January 22, 2010 Posted by | Reviews | , , | Leave a comment

Novel Synopsis

Eusebio Franklin, a school teacher from a small community, is faced with the most terrifying dilemma imaginable: should he carry out an act of mass terrorism in order to save the human race?

The human race is on trial at the United Nations

Eusebio has been chosen to defend our human race in a special session of the United Nations.  It’s the late 22nd century, and most people are genetically enhanced; Eusebio is among the minority that remain unimproved, known as Primals, consisting mostly of the impoverished global underclass.  The UN is on the verge of implementing a “Proposed Extinction of the Primal Species” and Eusebio’s been picked to represent his race in a last ditch legal effort to save the Primals from extinction.

It’s a hearing like no other.   Our human race is on trial.   Our own sordid history – the devastation we’ve caused to indigenous cultures around the world, the destruction of our environment and of other species – becomes evidence in the case against our continued existence.

But as the hearing progresses, Eusebio is faced with a terrible decision.   He’s secretly visited by Yusef who represents the Rejectionists – a renegade group of Muslims, Sikhs and Hindus refusing to accept the d-humans’ genetic optimization because it prevents them from knowing God.  Yusef urges Eusebio to take the only meaningful action to save the human race from extinction: detonate a nuclear bomb hidden in the UN building in New York where the session is taking place.

Eusebio finds himself facing a terrible dilemma

As the story develops to its dramatic climax, Eusebio finds himself increasingly alienated from the d-human world, while Yusef’s plot places him in an agonizing moral dilemma: whether to engage in an act of nuclear terrorism to preserve the human race.

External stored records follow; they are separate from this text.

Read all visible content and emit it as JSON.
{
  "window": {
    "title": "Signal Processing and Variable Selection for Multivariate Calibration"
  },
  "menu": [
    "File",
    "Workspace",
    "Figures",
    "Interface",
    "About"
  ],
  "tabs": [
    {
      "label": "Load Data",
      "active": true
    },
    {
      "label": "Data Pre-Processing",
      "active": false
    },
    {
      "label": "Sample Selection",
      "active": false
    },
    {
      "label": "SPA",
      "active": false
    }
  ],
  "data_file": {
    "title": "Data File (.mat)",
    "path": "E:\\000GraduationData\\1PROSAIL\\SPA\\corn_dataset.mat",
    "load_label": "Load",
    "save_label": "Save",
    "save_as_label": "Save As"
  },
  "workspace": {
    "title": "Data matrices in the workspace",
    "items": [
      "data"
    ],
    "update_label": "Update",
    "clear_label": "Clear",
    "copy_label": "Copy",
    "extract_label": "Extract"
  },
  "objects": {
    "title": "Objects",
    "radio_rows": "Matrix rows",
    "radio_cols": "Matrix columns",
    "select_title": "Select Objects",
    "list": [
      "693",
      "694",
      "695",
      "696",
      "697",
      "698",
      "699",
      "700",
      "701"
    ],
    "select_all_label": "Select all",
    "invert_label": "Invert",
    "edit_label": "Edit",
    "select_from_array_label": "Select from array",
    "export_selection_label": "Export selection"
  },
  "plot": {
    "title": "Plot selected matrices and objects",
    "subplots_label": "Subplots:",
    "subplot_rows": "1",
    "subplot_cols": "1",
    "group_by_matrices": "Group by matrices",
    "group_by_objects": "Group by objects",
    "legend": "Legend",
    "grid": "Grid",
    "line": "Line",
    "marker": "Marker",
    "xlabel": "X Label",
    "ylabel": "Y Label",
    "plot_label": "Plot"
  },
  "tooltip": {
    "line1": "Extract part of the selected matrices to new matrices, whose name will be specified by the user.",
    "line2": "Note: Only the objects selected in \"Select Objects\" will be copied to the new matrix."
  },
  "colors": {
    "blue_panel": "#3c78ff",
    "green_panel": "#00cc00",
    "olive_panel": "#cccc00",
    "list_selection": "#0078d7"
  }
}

In this novel, the reader faces challenging questions about spirituality, history and global politics: Could our race “evolve” itself to a higher plane?   At what cost and benefit?   If we lost what is now the “human race” as a result, would that be so bad, given our sordid and shameful history?   On the other hand, is there something special, our soul, worth keeping at any price?   Ultimately, the novel forces the reader to grapple with the fundamental question: what does it mean to be human?

January 21, 2010 Posted by | Synopsis | , , , , , , , , , | Leave a comment